The reasons for his departure are unclear, but in an e-mail to The Park Record, Feulner stated, "I am hopeful that an agreement will be reached that will mean I’ll be behind the microphone and back on the air doing news six months from now."
But as "an employee of Community Wireless, [Feulner] does not have the authority to write his own ticket," Wrona told The Park Record Friday.
"His employment status with Community Wireless remains under review, and I am uncomfortable commenting further on that issue at this time," Wrona said in a telephone interview Friday.
Feulner announced July 15 "that he was departing for what he hoped would be deemed a sabbatical," Wrona said.

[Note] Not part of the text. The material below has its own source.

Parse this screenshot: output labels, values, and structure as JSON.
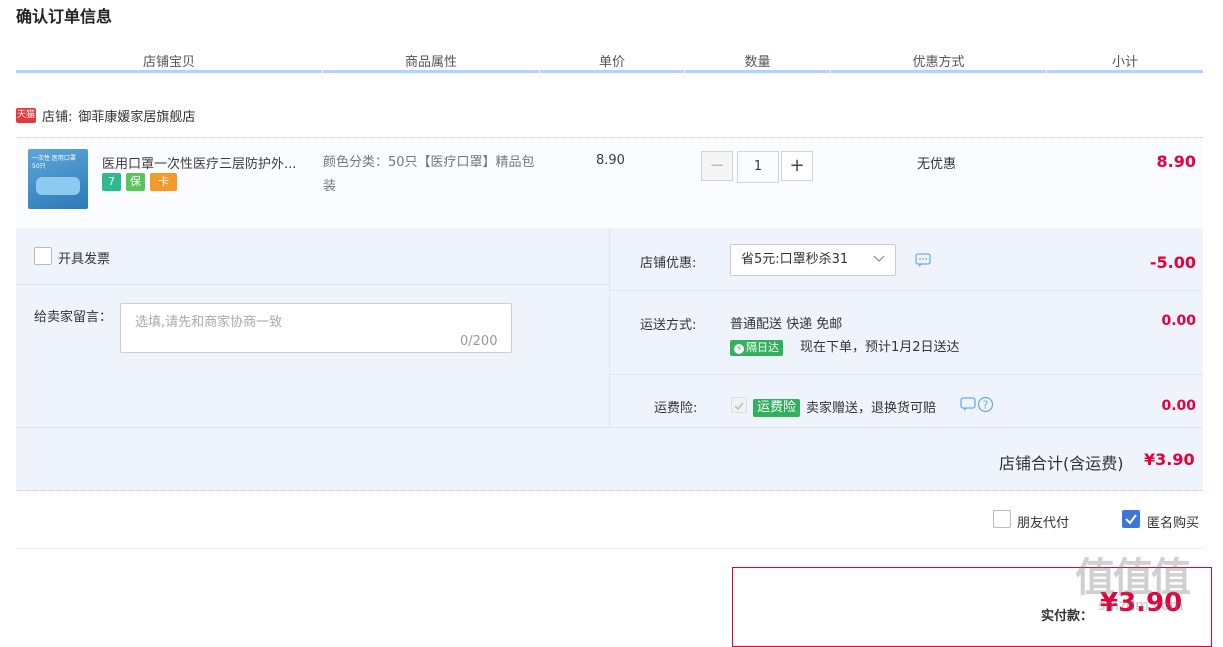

"He did not have the approval of the board of trustees for that departure," Wrona said. "As of this moment, the board of trustees has not authorized a sabbatical for Blair Feulner."
Besides Wrona, other Community Wireless board members include Bill Mullen, Judy Hanley, Bob Wells, Tina Lewis, Bill Coleman, Flint Decker, Diane Foster, Mark Fischer, Rich Sonntag and Tom Sly.
"The board of trustees of Community Wireless consists of people who were handpicked by Blair Feulner because of their friendship and loyalty to Mr. Feulner over the years," Wrona charged Friday. "We have obviously been placed in a very difficult dilemma by Mr. Feulner’s statements and actions, and we are struggling to try to make decisions that are in the best interest of Community Wireless, and that do not constitute a betrayal of the trust that Community Wireless listeners, donors and employees have placed in the board of trustees."
Friday, Feulner did not comment except to say he is "appalled" by Wrona’s statements to the press.
"I’m still negotiating with the board regarding the leave of absence and other issues," Feulner said in the e-mail Thursday.
Wrona did not say if board members disagree about a severance package for Feulner if he permanently leaves the station.
"I am not comfortable at this time discussing internal debates occurring amongst board members," Wrona said.
Feulner made headlines when his past six-figure salary at Community Wireless was compared with those who oversee larger public radio stations and earn less.
But when Feulner resigned as president in March and became an "at-will" employee, his salary at the station did not change, Wrona said.
Wrona, Foster, Mullen, Hanley and Decker comprise the Community Wireless executive committee.
"The executive committee has been meeting regularly to deal with Community Wireless issues and has been grappling with those issues on a weekly, if not, daily basis," Wrona said.